The hunters had hunted the wood for so many years that no wild animal was any more to be found in it. You might walk from one end to the other without ever seeing a hare, or a deer, or a boar, or hearing the cooing of the doves in their nest. If they were not dead, they had flown elsewhere. Only three creatures remained alive, and they had hidden themselves in the thickest part of the forest, high up the mountain. These were a grey-furred, long-tailed tanuki, his wife the fox, who was one of his own family, and their little son.

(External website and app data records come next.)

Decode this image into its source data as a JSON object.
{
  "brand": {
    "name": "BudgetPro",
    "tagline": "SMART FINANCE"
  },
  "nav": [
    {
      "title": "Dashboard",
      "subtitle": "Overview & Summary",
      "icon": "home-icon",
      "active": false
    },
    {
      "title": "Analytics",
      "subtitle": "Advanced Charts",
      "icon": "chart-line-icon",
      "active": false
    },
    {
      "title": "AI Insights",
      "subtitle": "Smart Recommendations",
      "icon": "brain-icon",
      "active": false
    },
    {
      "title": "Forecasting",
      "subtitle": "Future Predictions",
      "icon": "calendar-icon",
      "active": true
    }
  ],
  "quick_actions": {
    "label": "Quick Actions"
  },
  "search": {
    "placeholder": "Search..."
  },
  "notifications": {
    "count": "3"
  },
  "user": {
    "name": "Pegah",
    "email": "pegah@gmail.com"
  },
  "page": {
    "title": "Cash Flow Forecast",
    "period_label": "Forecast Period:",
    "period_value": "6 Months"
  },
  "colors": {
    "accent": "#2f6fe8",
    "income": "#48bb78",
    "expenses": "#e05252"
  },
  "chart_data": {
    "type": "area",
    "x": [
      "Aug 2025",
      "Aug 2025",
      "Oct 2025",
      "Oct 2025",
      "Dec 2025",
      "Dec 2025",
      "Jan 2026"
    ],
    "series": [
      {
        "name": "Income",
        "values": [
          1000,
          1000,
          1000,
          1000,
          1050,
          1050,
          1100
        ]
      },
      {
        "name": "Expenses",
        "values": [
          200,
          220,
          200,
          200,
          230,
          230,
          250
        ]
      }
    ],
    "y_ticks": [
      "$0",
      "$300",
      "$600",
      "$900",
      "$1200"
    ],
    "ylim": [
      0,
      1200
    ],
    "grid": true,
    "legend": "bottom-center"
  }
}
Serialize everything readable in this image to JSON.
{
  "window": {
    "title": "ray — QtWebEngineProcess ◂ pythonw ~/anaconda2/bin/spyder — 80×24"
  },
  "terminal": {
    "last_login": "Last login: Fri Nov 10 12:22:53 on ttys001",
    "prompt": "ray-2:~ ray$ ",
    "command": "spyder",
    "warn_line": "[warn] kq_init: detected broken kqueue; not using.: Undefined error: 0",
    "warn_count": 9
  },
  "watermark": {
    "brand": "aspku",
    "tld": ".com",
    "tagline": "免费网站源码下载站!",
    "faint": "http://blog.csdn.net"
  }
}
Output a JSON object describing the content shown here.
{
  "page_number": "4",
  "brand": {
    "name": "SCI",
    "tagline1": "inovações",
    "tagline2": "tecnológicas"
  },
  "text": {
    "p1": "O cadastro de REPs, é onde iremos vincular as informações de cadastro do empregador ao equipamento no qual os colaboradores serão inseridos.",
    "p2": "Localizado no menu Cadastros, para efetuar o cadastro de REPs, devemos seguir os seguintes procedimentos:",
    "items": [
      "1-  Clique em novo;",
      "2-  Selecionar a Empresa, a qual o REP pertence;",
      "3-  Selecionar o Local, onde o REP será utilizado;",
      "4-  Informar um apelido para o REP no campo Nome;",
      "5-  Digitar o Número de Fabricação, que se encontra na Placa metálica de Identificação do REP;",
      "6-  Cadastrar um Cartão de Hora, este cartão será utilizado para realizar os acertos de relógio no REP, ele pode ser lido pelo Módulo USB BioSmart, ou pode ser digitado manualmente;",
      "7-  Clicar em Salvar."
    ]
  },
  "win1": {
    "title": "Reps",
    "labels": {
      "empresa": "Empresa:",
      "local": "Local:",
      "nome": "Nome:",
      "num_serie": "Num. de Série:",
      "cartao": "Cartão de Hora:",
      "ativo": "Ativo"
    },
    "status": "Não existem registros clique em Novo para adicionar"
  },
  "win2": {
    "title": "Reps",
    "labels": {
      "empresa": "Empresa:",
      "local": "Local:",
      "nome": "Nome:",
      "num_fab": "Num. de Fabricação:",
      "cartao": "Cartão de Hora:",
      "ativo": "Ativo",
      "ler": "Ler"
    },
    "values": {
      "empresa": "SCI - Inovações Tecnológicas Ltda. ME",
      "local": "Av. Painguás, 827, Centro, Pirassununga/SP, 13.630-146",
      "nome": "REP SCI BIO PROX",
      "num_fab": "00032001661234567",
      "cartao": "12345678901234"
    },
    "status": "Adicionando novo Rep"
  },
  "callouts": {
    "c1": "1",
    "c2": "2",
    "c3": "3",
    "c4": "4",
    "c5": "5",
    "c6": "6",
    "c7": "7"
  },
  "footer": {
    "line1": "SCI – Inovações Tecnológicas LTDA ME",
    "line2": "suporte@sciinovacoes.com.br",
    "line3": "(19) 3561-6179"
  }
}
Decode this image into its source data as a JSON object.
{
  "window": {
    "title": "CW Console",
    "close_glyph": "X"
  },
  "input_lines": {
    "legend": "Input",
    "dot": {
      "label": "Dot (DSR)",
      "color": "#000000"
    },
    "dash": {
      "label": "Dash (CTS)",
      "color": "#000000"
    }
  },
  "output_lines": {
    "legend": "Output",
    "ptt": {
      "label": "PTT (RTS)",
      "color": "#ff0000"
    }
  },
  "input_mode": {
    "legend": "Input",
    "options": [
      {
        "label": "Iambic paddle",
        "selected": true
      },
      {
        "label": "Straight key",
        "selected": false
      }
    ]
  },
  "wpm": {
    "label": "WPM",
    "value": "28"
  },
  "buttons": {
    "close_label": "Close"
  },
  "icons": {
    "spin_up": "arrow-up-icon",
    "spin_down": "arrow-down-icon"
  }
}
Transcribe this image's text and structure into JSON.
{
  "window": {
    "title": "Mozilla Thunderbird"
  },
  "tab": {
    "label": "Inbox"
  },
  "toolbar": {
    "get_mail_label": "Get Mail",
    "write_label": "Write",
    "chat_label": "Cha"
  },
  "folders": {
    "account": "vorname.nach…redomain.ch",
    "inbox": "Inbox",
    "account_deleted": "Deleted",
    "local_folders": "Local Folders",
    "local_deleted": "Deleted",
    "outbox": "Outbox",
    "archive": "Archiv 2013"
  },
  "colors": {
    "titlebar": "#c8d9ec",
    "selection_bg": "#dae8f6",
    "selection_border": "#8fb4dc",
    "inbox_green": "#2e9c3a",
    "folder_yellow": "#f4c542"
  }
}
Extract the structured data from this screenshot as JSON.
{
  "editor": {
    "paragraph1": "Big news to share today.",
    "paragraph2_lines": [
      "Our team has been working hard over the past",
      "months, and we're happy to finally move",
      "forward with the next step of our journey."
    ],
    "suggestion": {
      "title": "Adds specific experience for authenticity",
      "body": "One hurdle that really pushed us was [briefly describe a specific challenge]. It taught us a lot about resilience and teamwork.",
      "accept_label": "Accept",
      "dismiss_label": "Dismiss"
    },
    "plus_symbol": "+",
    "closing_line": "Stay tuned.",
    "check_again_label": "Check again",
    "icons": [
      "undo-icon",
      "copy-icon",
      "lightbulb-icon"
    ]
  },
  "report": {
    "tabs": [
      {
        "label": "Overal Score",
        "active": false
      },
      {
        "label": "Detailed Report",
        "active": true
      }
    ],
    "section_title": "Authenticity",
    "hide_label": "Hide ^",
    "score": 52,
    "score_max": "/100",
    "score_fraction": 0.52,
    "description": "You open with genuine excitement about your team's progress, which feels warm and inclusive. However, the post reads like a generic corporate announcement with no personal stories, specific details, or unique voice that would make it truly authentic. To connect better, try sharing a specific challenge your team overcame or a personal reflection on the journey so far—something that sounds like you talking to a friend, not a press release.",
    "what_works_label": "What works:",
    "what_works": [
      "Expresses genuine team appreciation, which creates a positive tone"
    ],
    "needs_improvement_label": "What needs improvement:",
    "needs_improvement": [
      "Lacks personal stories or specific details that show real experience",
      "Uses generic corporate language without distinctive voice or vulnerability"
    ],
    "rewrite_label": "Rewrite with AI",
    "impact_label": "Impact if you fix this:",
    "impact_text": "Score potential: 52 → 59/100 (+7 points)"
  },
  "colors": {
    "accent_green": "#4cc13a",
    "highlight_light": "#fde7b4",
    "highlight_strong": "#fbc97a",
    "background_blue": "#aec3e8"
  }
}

The fox and the tanuki were very clever, prudent beasts, and they also were skilled in magic, and by this means had escaped the fate of their unfortunate friends. If they heard the twang of an arrow or saw the glitter of a spear, ever so far off, they lay very still, and were not to be tempted from their hiding-place, if their hunger was ever so great, or the game ever so delicious. ‘We are not so foolish as to risk our lives,’ they said to each other proudly. But at length there came a day when, in spite of their prudence, they seemed likely to die of starvation, for no more food was to be had. Something had to be done, but they did not know what.
Suddenly a bright thought struck the tanuki. ‘I have got a plan,’ he cried joyfully to his wife. ‘I will pretend to be dead, and you must change yourself into a man, and take me to the village for sale. It will be easy to find a buyer, tanukis’ skins are always wanted; then buy some food with the money and come home again. I will manage to escape somehow, so do not worry about me.’
The fox laughed with delight, and rubbed her paws together with satisfaction. ‘Well, next time I will go,’ she said, ‘and you can sell me.’ And then she changed herself into a man, and picking up the stiff body of the tanuki, set off towards the village. She found him rather heavy, but it would never have done to let him walk through the wood and risk his being seen by somebody.
As the tanaki had foretold, buyers were many, and the fox handed him over to the person who offered the largest price, and hurried to get some food with the money. The buyer took the tanuki back to his house, and throwing him into a corner went out. Directly the tanaki found he was alone, he crept cautiously through a chink of the window, thinking, as he did so, how lucky it was that he was not a fox, and was able to climb. Once outside, he hid himself in a ditch till it grew dusk, and then galloped away into the forest.
While the food lasted they were all three as happy as kings; but there soon arrived a day when the larder was as empty as ever. ‘It is my turn now to pretend to be dead,’ cried the fox. So the tanuki changed himself into a peasant, and started for the village, with his wife’s body hanging over his shoulder. A buyer was not long in coming forward, and while they were making the bargain a wicked thought darted into the tanuki’s head, that if he got rid of the fox there would be more food for him and his son. So as he put the money in his pocket he whispered softly to the buyer that the fox was not really dead, and that if he did not take care she might run away from him. The man did not need twice telling. He gave the poor fox a blow on the head, which put an end to her, and the wicked tanuki went smiling to the nearest shop.
In former times he had been very fond of his little son; but since he had betrayed his wife he seemed to have changed all in a moment, for he would not give him as much as a bite, and the poor little fellow would have starved had he not found some nuts and berries to eat, and he waited on, always hoping that his mother would come back.
At length some notion of the truth began to dawn on him; but he was careful to let the old tanuki see nothing, though in his own mind he turned over plans from morning till night, wondering how best he might avenge his mother.
One morning, as the little tanuki was sitting with his father, he remembered, with a start, that his mother had taught him all she knew of magic, and that he could work spells as well as his father, or perhaps better. ‘I am as good a wizard as you,’ he said suddenly, and a cold chill ran through the tanuki as he heard him, though he laughed, and pretended to think it a joke. But the little tanaki stuck to his point, and at last the father proposed they should have a wager.
‘Change yourself into any shape you like,’ said he, ‘and I will undertake to know you. I will go and wait on the bridge which leads over the river to the village, and you shall transform yourself into anything you please, but I will know you through any disguise.’ The little tanuki agreed, and went down the road which his father had pointed out. But instead of transforming himself into a different shape, he just hid himself in a corner of the bridge, where he could see without being seen.
He had not been there long when his father arrived and took up his place near the middle of the bridge, and soon after the king came by, followed by a troop of guards and all his court.
‘Ah! he thinks that now he has changed himself into a king I shall not know him,’ thought the old tanuki, and as the king passed in his splendid carriage, borne by his servants, he jumped upon it crying: ‘I have won my wager; you cannot deceive me.’ But in reality it was he who had deceived himself. The soldiers, conceiving that their king was being attacked, seized the tanuki by the legs and flung him over into the river, and the water closed over him.
And the little tanoki saw it all, and rejoiced that his mother’s death had been avenged. Then he went back to the forest, and if he has not found it too lonely, he is probably living there still.